Leeds Beckett University, UK

ScientificTracks Abstracts: Int J Emerg Ment Health

DOI: 10.4172/1522-4821-C1-008

Statement of the problem: Schizophrenia is a chronic and severe mental illness that affects over twelve million males worldwide. In Nigeria, estimates indicate that there are more males than females living with schizophrenia. Although, there have been studies on men and health in Nigeria, these have focused on sexual health. In contrast, men’s experience of schizophrenia and the role of gender in influencing their beliefs about recovery has not been studied. The purpose of this study is to explore the factors influencing men’s recovery from schizophrenia in northern Nigeria. Methodology: Qualitative data obtained through in-depth interviews with, 30 male outpatients and 10 mental health professionals recruited through Nigerian psychiatric hospital outpatient clinics. Data were analysed for themes. Findings: Participants in this study identified western medicine, traditional medicine, and family support as of significance to recovery from schizophrenia. The presence of gender flexibility within household members, where their contributions changed over time, was also a notion seen as influencing the men’s ability to become involved in recovery from the mental illness. In particular, providing for the family needs becomes a shared responsibility, where the departure from traditional gender expectations imposes fewer family hardships, thus aiding the men’s willingness to seek help, which rolls over to their recovery. Conclusions & Significance: The influence of gender flexibility demonstrated in this study has implications for understanding men’s management of recovery from schizophrenia. Recommendations are made for gender transformative programs for the men and those involved in their care that would help engage participants in discussions relevant to facilitate change in gender expectations. Future research is needed to further explore what aspects of gender can impact on men’s mental health within the Nigerian and wider African context.

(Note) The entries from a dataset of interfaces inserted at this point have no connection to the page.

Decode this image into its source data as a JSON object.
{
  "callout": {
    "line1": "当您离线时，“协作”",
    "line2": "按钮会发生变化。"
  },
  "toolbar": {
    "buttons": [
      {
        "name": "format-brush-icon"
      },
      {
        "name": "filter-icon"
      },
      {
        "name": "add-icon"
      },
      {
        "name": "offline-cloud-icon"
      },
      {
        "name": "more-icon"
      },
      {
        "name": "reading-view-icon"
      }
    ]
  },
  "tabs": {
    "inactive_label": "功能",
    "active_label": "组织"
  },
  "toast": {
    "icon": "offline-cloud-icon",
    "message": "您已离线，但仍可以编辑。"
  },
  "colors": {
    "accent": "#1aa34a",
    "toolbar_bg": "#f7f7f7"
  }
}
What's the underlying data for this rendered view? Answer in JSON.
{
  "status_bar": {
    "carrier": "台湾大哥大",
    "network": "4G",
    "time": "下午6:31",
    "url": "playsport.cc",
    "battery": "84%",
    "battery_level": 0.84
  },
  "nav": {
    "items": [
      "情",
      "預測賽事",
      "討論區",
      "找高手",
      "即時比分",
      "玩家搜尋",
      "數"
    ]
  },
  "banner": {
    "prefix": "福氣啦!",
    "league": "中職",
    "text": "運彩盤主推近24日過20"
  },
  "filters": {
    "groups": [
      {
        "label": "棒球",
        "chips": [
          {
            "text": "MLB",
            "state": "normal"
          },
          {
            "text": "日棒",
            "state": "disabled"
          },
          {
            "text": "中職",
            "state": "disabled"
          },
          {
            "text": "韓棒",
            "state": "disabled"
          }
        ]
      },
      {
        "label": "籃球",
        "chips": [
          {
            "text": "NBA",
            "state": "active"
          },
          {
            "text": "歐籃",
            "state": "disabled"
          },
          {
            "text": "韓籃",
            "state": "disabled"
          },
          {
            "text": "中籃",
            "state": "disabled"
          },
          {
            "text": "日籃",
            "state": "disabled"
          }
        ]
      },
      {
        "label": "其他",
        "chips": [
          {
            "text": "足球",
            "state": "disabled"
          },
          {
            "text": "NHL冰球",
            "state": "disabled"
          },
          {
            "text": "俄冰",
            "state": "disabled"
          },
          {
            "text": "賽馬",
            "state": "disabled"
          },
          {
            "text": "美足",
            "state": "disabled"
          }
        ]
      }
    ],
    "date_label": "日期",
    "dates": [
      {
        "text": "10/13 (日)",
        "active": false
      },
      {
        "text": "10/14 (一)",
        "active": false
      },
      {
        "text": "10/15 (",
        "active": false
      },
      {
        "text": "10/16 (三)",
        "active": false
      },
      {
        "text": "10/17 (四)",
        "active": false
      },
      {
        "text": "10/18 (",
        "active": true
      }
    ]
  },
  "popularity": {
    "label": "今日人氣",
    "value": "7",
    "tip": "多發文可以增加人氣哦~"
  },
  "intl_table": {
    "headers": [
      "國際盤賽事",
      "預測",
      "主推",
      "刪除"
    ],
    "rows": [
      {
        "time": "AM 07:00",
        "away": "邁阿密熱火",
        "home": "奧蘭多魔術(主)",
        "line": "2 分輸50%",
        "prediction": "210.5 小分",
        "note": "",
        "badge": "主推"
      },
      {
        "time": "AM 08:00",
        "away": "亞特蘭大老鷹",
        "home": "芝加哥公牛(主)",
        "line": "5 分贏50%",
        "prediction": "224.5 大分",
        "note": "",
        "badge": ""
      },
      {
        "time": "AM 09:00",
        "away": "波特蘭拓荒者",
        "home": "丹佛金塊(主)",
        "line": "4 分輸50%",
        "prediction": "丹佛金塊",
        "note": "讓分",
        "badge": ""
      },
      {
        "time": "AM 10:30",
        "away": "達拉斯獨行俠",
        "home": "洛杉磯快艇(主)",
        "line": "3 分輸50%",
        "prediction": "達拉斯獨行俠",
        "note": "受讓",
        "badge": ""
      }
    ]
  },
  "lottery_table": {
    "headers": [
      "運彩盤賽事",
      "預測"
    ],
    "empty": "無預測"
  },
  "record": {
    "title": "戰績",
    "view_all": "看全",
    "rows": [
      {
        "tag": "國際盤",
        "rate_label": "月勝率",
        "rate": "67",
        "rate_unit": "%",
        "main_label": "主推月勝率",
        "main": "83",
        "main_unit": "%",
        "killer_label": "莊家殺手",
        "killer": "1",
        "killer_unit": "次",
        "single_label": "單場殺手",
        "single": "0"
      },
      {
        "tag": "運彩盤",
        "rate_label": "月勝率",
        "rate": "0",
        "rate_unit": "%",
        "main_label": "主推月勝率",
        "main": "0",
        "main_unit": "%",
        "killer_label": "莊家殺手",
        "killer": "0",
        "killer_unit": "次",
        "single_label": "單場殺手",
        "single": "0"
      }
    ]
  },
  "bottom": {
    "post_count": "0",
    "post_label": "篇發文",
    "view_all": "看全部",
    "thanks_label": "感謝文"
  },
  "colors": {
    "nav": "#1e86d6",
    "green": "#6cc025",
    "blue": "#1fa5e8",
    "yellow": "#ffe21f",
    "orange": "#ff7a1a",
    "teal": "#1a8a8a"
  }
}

Bello Utoblo studied Mental Healthcare and obtained MSc in Mental Health. He is currently a Doctoral student at the School of Health and Community Studies in Leeds Beckett University, UK. He is keen on developing the understanding of the cause of schizophrenia and approaches to its recovery. He has built this current approach through exploration of the perceptions and experiences of male services users and their mental healthcare professionals within a community in northern Nigeria.

Email: [email protected]